Godfrey N. Musuka, Tafadzwa Dzinamarira, Diego F Cuadros, Grant Murewanhema, Innocent Chingombe, Felicia Takavarasha, Helena Herrera, Munyaradzi Mapingure. “Mothers HIV status and their children’s nutritional status: Insights from secondary analysis of the Zimbabwe Demographic and Health Survey data (2015-206).” Food Science & Nutrition, 2021. doi: https://doi.org/10.1002/fsn3.2509.
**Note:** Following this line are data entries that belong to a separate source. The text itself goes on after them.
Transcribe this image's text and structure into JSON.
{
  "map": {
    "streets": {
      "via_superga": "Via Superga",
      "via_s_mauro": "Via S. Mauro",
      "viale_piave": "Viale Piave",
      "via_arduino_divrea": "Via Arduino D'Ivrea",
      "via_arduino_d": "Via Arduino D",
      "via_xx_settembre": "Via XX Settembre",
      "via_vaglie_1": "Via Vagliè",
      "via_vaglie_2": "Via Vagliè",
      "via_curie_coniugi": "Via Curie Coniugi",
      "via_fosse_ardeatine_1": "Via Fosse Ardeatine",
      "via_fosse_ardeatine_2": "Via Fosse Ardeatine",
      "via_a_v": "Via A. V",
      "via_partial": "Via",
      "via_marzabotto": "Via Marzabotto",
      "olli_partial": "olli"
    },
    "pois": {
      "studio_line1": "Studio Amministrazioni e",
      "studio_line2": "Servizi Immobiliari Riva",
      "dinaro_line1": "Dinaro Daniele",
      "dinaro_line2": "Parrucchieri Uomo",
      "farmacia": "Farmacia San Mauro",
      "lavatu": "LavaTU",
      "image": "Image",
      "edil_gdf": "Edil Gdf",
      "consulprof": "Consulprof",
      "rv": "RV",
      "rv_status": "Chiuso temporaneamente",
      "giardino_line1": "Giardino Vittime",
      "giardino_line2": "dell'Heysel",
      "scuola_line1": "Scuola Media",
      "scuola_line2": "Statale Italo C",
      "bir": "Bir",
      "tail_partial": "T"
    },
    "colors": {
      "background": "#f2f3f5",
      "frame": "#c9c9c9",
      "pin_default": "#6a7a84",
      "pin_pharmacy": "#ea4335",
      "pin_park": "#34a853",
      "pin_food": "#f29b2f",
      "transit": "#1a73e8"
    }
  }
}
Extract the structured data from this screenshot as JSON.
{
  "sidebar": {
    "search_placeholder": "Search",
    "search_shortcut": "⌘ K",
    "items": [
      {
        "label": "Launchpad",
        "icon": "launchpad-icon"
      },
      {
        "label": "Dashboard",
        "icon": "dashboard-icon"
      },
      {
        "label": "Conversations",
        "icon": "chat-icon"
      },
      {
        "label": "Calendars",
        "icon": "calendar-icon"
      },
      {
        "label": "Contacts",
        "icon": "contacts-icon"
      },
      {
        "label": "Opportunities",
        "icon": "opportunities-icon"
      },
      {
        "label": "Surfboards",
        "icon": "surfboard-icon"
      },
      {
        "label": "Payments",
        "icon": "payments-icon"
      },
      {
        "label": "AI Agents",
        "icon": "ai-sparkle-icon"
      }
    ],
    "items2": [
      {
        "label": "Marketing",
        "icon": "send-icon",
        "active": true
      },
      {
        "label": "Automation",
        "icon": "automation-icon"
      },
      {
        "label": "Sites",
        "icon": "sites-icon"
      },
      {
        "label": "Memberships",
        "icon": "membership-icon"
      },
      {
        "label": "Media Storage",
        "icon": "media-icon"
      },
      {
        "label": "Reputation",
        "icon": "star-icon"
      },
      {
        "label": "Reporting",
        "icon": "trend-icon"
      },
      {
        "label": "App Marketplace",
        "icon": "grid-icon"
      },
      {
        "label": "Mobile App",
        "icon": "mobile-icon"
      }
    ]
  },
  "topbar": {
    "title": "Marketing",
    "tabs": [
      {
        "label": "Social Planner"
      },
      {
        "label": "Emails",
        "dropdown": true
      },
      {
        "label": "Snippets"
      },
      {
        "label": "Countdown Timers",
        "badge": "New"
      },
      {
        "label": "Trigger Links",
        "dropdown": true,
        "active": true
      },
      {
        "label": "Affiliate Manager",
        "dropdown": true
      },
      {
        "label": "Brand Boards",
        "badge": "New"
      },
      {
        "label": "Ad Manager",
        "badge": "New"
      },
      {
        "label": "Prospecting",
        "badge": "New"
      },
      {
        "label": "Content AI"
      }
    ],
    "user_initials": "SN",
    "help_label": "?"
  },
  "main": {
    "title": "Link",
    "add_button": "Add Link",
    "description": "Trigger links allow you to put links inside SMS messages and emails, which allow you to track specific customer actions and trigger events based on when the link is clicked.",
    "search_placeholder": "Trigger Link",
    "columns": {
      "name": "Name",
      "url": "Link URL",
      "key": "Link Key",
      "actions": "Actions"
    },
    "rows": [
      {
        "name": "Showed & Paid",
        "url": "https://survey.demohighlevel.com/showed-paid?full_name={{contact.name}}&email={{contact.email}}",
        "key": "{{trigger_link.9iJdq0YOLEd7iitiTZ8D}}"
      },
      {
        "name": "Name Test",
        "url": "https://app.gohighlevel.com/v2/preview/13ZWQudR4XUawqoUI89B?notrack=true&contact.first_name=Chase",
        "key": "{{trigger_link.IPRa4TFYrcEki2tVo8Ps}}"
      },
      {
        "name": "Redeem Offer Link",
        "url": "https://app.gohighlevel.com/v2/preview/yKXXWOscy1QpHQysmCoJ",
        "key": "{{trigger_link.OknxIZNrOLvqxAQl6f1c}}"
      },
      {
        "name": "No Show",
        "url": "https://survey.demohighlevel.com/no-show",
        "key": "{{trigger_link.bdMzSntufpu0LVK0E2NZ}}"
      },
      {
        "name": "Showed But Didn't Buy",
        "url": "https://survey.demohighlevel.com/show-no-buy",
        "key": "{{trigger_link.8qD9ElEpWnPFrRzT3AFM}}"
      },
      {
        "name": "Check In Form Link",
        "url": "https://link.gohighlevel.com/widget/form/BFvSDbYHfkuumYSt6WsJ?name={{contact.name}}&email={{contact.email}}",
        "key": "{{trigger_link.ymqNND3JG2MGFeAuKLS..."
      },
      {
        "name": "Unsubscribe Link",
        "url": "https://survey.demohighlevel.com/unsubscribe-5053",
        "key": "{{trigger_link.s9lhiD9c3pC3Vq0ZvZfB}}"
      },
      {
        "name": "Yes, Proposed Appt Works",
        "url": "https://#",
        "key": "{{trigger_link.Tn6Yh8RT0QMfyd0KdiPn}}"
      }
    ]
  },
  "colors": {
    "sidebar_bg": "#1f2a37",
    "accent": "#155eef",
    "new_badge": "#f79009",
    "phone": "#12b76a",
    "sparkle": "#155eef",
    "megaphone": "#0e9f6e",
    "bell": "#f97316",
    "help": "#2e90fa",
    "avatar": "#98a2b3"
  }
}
Infants and young children are completely dependent on others, primarily their mothers, for nutrition. This means maternal health status is one of the most important maternal characteristics that are predictors of the nutritional status of children. This study aimed to describe the association between mothers’ HIV status and their children’s nutritional status using data from the Zimbabwe Demographic and Health Survey (2015–16). We used statistical analysis to determine the association between mothers’ HIV status and their children’s nutritional status. The findings revealed that 30%, 4%, and 11% of children whose mothers were HIV positive presented with moderate-to-severe stunting, wasting, and underweight, respectively. The risk of stunting was higher for children whose mothers were HIV positive compared with children whose mothers were HIV negative (odds ratio [OR] 1.23; 95% confidence interval [CI] 1.00–1.52)). Maternal HIV-positive status is associated with an increased risk of the child being underweight (OR 1.69; 95% CI 1.24–2.30). The prevalence of being underweight, stunting, and wasting is still high among children of HIV-positive mothers several years into HIV Care and Treatment programs. This study’s findings call for implementation of a robust national wide improved infant and young child feeding scheme to enhance the overall nutritional status of children in the country.